In addition to guest posts and video tutorials, we’ll be conducting interviews (video, podcast or text-based) with some of the leading Windows Phone developers in Canada (and believe me, some of these people are the best Windows Phone developers on the planet – Canada is well-represented in the Windows Phone developer community). In these interviews we’ll be talking about their experiences targeting Windows Phone, their experiences porting apps from other platforms to Windows Phone and their ideas of the mobile app industry in general.
We’ll be providing you with details about specific Windows Phone apps and games that were built by Canadian developers to give you an idea of how they achieved the success they did. In addition to that, we’ll be providing information on some of the choices they made from a technical, business and marketing perspective, and more importantly, why they made those choices (and whether they were the right choices – nobody is perfect and it’s usually the wrong choices that make for the best learnings).
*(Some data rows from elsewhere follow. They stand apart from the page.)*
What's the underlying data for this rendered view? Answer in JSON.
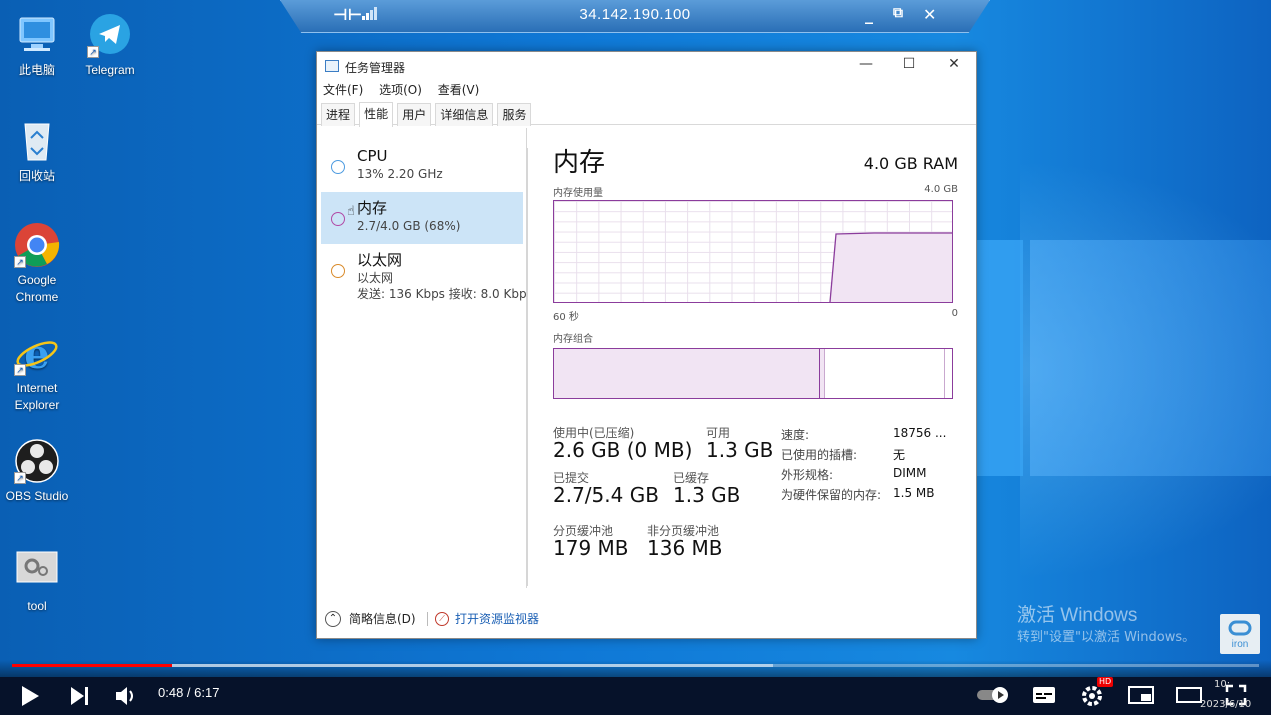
{
  "rdp": {
    "ip": "34.142.190.100"
  },
  "desktop_icons": [
    {
      "label": "此电脑"
    },
    {
      "label": "Telegram"
    },
    {
      "label": "回收站"
    },
    {
      "label": "Google Chrome"
    },
    {
      "label": "Internet Explorer"
    },
    {
      "label": "OBS Studio"
    },
    {
      "label": "tool"
    }
  ],
  "taskmgr": {
    "title": "任务管理器",
    "menu": [
      "文件(F)",
      "选项(O)",
      "查看(V)"
    ],
    "tabs": [
      "进程",
      "性能",
      "用户",
      "详细信息",
      "服务"
    ],
    "active_tab": "性能",
    "resources": [
      {
        "name": "CPU",
        "sub": "13% 2.20 GHz",
        "color": "#4d9be0"
      },
      {
        "name": "内存",
        "sub": "2.7/4.0 GB (68%)",
        "color": "#b14aa6"
      },
      {
        "name": "以太网",
        "sub": "以太网",
        "sub2": "发送: 136 Kbps 接收: 8.0 Kbp",
        "color": "#d98b2b"
      }
    ],
    "memory": {
      "title": "内存",
      "total": "4.0 GB RAM",
      "usage_label": "内存使用量",
      "usage_max": "4.0 GB",
      "x_left": "60 秒",
      "x_right": "0",
      "composition_label": "内存组合",
      "in_use_label": "使用中(已压缩)",
      "in_use_value": "2.6 GB (0 MB)",
      "available_label": "可用",
      "available_value": "1.3 GB",
      "committed_label": "已提交",
      "committed_value": "2.7/5.4 GB",
      "cached_label": "已缓存",
      "cached_value": "1.3 GB",
      "paged_label": "分页缓冲池",
      "paged_value": "179 MB",
      "nonpaged_label": "非分页缓冲池",
      "nonpaged_value": "136 MB",
      "speed_label": "速度:",
      "speed_value": "18756 ...",
      "slots_label": "已使用的插槽:",
      "slots_value": "无",
      "form_label": "外形规格:",
      "form_value": "DIMM",
      "reserved_label": "为硬件保留的内存:",
      "reserved_value": "1.5 MB",
      "usage_fraction": 0.68
    },
    "footer": {
      "brief": "简略信息(D)",
      "open_monitor": "打开资源监视器"
    }
  },
  "watermark": {
    "line1": "激活 Windows",
    "line2": "转到\"设置\"以激活 Windows。"
  },
  "player": {
    "time": "0:48 / 6:17",
    "played_fraction": 0.128,
    "buffered_fraction": 0.61,
    "hd": "HD",
    "clock": "10:",
    "date": "2023/6/10"
  }
}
So, does this sound interesting and valuable to you? We have a few tricks up our sleeves that we’re working on as well, but hopefully this piqued your interest! If you have other ideas we’re also listening, so if you suggest something that’s doable, we’ll take you up on it.